§ **Problem to work on**
Every entry below should be written out again exactly.

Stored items
──────────

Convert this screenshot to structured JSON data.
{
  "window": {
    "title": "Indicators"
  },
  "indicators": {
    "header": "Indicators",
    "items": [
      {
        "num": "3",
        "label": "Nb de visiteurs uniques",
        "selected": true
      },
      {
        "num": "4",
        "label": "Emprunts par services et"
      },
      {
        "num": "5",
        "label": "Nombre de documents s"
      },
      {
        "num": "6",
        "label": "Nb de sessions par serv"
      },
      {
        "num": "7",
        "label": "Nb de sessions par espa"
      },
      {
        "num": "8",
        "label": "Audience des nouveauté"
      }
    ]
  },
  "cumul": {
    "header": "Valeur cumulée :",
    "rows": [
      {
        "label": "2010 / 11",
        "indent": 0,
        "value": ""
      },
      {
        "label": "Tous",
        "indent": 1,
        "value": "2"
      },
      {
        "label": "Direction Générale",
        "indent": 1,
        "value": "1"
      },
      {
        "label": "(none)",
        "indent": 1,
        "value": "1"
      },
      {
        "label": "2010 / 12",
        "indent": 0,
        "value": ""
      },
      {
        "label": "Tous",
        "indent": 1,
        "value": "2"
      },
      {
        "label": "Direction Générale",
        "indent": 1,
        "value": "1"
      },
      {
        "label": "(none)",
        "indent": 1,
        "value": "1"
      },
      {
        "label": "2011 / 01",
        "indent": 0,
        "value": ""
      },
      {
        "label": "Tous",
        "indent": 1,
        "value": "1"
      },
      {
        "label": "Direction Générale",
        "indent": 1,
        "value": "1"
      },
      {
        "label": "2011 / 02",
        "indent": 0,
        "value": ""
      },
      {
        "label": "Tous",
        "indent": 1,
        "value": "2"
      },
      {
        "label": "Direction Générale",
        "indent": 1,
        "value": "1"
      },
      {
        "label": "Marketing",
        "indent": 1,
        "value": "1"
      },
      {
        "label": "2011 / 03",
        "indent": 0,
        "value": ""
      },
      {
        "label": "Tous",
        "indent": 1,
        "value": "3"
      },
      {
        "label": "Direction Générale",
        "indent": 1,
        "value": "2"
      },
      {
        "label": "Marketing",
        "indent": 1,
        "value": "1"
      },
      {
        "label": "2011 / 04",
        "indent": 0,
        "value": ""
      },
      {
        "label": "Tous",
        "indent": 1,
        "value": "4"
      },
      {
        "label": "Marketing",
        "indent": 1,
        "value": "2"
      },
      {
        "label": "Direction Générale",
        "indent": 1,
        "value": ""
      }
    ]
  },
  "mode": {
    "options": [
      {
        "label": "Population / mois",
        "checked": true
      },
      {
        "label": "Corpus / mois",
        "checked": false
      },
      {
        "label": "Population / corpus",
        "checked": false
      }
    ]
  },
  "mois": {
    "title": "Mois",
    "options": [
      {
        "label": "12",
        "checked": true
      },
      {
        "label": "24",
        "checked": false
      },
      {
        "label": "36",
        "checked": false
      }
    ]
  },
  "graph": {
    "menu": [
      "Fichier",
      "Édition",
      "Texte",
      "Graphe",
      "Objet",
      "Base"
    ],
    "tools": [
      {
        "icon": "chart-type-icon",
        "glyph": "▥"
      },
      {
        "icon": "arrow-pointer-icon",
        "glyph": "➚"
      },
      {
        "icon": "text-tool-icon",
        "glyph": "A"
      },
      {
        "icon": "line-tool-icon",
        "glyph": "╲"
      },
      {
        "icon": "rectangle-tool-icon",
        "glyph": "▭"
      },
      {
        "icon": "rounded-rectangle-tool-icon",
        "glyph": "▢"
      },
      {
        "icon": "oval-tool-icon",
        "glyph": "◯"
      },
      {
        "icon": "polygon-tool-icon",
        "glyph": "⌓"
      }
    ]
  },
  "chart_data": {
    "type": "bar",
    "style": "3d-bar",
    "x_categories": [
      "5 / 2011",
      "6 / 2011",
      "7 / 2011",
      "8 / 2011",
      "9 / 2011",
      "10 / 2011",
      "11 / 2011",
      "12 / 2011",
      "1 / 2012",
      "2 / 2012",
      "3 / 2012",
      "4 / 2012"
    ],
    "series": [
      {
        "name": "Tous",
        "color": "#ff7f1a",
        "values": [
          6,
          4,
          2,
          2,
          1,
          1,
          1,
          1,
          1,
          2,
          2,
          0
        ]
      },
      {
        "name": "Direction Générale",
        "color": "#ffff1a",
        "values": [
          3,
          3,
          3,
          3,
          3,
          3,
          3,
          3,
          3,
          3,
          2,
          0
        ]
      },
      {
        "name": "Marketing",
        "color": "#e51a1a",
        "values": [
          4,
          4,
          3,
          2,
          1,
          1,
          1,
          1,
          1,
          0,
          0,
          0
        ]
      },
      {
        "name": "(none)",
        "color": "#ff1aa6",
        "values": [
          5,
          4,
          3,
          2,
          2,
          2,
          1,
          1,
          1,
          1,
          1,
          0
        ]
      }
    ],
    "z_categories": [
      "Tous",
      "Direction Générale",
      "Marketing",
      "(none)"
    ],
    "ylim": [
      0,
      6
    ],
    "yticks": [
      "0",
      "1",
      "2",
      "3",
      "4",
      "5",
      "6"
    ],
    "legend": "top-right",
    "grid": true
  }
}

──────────

§ **Response to this task**
Convert this screenshot to structured JSON data.
{
  "window": {
    "title": "Indicators"
  },
  "indicators": {
    "header": "Indicators",
    "items": [
      {
        "num": "3",
        "label": "Nb de visiteurs uniques",
        "selected": true
      },
      {
        "num": "4",
        "label": "Emprunts par services et"
      },
      {
        "num": "5",
        "label": "Nombre de documents s"
      },
      {
        "num": "6",
        "label": "Nb de sessions par serv"
      },
      {
        "num": "7",
        "label": "Nb de sessions par espa"
      },
      {
        "num": "8",
        "label": "Audience des nouveauté"
      }
    ]
  },
  "cumul": {
    "header": "Valeur cumulée :",
    "rows": [
      {
        "label": "2010 / 11",
        "indent": 0,
        "value": ""
      },
      {
        "label": "Tous",
        "indent": 1,
        "value": "2"
      },
      {
        "label": "Direction Générale",
        "indent": 1,
        "value": "1"
      },
      {
        "label": "(none)",
        "indent": 1,
        "value": "1"
      },
      {
        "label": "2010 / 12",
        "indent": 0,
        "value": ""
      },
      {
        "label": "Tous",
        "indent": 1,
        "value": "2"
      },
      {
        "label": "Direction Générale",
        "indent": 1,
        "value": "1"
      },
      {
        "label": "(none)",
        "indent": 1,
        "value": "1"
      },
      {
        "label": "2011 / 01",
        "indent": 0,
        "value": ""
      },
      {
        "label": "Tous",
        "indent": 1,
        "value": "1"
      },
      {
        "label": "Direction Générale",
        "indent": 1,
        "value": "1"
      },
      {
        "label": "2011 / 02",
        "indent": 0,
        "value": ""
      },
      {
        "label": "Tous",
        "indent": 1,
        "value": "2"
      },
      {
        "label": "Direction Générale",
        "indent": 1,
        "value": "1"
      },
      {
        "label": "Marketing",
        "indent": 1,
        "value": "1"
      },
      {
        "label": "2011 / 03",
        "indent": 0,
        "value": ""
      },
      {
        "label": "Tous",
        "indent": 1,
        "value": "3"
      },
      {
        "label": "Direction Générale",
        "indent": 1,
        "value": "2"
      },
      {
        "label": "Marketing",
        "indent": 1,
        "value": "1"
      },
      {
        "label": "2011 / 04",
        "indent": 0,
        "value": ""
      },
      {
        "label": "Tous",
        "indent": 1,
        "value": "4"
      },
      {
        "label": "Marketing",
        "indent": 1,
        "value": "2"
      },
      {
        "label": "Direction Générale",
        "indent": 1,
        "value": ""
      }
    ]
  },
  "mode": {
    "options": [
      {
        "label": "Population / mois",
        "checked": true
      },
      {
        "label": "Corpus / mois",
        "checked": false
      },
      {
        "label": "Population / corpus",
        "checked": false
      }
    ]
  },
  "mois": {
    "title": "Mois",
    "options": [
      {
        "label": "12",
        "checked": true
      },
      {
        "label": "24",
        "checked": false
      },
      {
        "label": "36",
        "checked": false
      }
    ]
  },
  "graph": {
    "menu": [
      "Fichier",
      "Édition",
      "Texte",
      "Graphe",
      "Objet",
      "Base"
    ],
    "tools": [
      {
        "icon": "chart-type-icon",
        "glyph": "▥"
      },
      {
        "icon": "arrow-pointer-icon",
        "glyph": "➚"
      },
      {
        "icon": "text-tool-icon",
        "glyph": "A"
      },
      {
        "icon": "line-tool-icon",
        "glyph": "╲"
      },
      {
        "icon": "rectangle-tool-icon",
        "glyph": "▭"
      },
      {
        "icon": "rounded-rectangle-tool-icon",
        "glyph": "▢"
      },
      {
        "icon": "oval-tool-icon",
        "glyph": "◯"
      },
      {
        "icon": "polygon-tool-icon",
        "glyph": "⌓"
      }
    ]
  },
  "chart_data": {
    "type": "bar",
    "style": "3d-bar",
    "x_categories": [
      "5 / 2011",
      "6 / 2011",
      "7 / 2011",
      "8 / 2011",
      "9 / 2011",
      "10 / 2011",
      "11 / 2011",
      "12 / 2011",
      "1 / 2012",
      "2 / 2012",
      "3 / 2012",
      "4 / 2012"
    ],
    "series": [
      {
        "name": "Tous",
        "color": "#ff7f1a",
        "values": [
          6,
          4,
          2,
          2,
          1,
          1,
          1,
          1,
          1,
          2,
          2,
          0
        ]
      },
      {
        "name": "Direction Générale",
        "color": "#ffff1a",
        "values": [
          3,
          3,
          3,
          3,
          3,
          3,
          3,
          3,
          3,
          3,
          2,
          0
        ]
      },
      {
        "name": "Marketing",
        "color": "#e51a1a",
        "values": [
          4,
          4,
          3,
          2,
          1,
          1,
          1,
          1,
          1,
          0,
          0,
          0
        ]
      },
      {
        "name": "(none)",
        "color": "#ff1aa6",
        "values": [
          5,
          4,
          3,
          2,
          2,
          2,
          1,
          1,
          1,
          1,
          1,
          0
        ]
      }
    ],
    "z_categories": [
      "Tous",
      "Direction Générale",
      "Marketing",
      "(none)"
    ],
    "ylim": [
      0,
      6
    ],
    "yticks": [
      "0",
      "1",
      "2",
      "3",
      "4",
      "5",
      "6"
    ],
    "legend": "top-right",
    "grid": true
  }
}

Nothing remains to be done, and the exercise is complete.